Favicons, the little icons that appear beside the URL in the browser bar, have been cause for concern by customers. There is a feeling that they could allow website owners to track their bookmarking, install malicious software, or hide the real URL of the site being visited.
Over the years, there have been a few security issues for customers when using a favicon, but the browser manufacturers are very vigilant about patching their browsers when they find them. As long as you and your customers keep your browsers up-to-date, favicons are a useful tool, not a security risk.
- There is an issue with the Opera browser 7.5 (and lower) that allows information to be spoofed through the favicon. Malicious site owners can create a favicon that completely covers the real URL of the site being visited, making readers think that they are visiting a safe location, when they are really going to a malware site. This won't affect website favicons that you use, but could put you at risk if you use those older versions of Opera. (Source: Secunia)
- When IE first started supporting favicons, it would send a loggable request whenever a favicon was accessed by a bookmark. This made it possible for web developers to track who was bookmarking their pages and when they were accessing the bookmarks. Internet Explorer has since fixed this issue. Plus, favicons are used in the browser's address bar as well, so every time a page is accessed the favicon is loaded. This effectively masks any bookmark requests.

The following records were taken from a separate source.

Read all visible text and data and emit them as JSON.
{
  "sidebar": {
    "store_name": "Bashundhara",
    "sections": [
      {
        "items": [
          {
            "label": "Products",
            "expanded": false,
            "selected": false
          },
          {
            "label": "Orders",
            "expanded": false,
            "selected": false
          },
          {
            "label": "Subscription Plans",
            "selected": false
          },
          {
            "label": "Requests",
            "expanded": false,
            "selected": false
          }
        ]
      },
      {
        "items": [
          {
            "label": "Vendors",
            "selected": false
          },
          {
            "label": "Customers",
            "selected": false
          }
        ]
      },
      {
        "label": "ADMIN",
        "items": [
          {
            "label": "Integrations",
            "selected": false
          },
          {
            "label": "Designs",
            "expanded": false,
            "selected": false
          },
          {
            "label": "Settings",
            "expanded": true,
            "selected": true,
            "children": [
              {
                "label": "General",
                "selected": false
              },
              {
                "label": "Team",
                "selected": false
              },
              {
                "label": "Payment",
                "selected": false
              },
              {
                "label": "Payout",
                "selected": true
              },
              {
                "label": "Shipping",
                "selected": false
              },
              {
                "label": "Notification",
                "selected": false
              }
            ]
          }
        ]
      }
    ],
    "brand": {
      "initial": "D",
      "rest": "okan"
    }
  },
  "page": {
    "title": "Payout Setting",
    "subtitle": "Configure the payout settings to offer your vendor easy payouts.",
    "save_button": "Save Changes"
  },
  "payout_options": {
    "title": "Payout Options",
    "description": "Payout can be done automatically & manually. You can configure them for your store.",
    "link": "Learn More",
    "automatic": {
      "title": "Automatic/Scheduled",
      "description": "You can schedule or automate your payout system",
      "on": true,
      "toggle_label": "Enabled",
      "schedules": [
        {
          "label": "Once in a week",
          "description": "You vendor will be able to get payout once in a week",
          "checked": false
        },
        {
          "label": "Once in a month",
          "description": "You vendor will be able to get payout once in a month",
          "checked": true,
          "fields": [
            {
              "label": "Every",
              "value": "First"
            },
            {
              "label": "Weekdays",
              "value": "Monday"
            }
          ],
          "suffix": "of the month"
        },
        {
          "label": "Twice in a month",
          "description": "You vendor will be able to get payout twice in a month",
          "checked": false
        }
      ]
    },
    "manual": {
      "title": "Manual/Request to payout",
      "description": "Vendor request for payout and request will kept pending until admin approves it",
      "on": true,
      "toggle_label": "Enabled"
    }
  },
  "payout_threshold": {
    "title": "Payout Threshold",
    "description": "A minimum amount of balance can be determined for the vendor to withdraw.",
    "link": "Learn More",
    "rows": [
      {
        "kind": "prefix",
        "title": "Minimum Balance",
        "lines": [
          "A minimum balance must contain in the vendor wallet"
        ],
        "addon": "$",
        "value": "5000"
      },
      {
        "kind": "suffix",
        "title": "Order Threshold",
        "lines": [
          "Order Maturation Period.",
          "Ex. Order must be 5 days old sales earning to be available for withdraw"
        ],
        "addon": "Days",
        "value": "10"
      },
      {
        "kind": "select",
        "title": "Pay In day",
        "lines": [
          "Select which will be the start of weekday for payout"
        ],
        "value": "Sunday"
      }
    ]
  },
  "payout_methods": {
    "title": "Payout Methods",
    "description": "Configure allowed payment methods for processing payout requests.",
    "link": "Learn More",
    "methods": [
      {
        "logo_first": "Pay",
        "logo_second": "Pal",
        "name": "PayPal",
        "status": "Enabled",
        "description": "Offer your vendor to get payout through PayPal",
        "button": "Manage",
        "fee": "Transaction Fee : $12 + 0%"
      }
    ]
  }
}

- Safari 1 for Windows and Macintosh had an issue where it would load the favicon image, even if images were turned off in the browser. This has been fixed in subsequent versions of Safari. (Source: The Joshmeister on Security)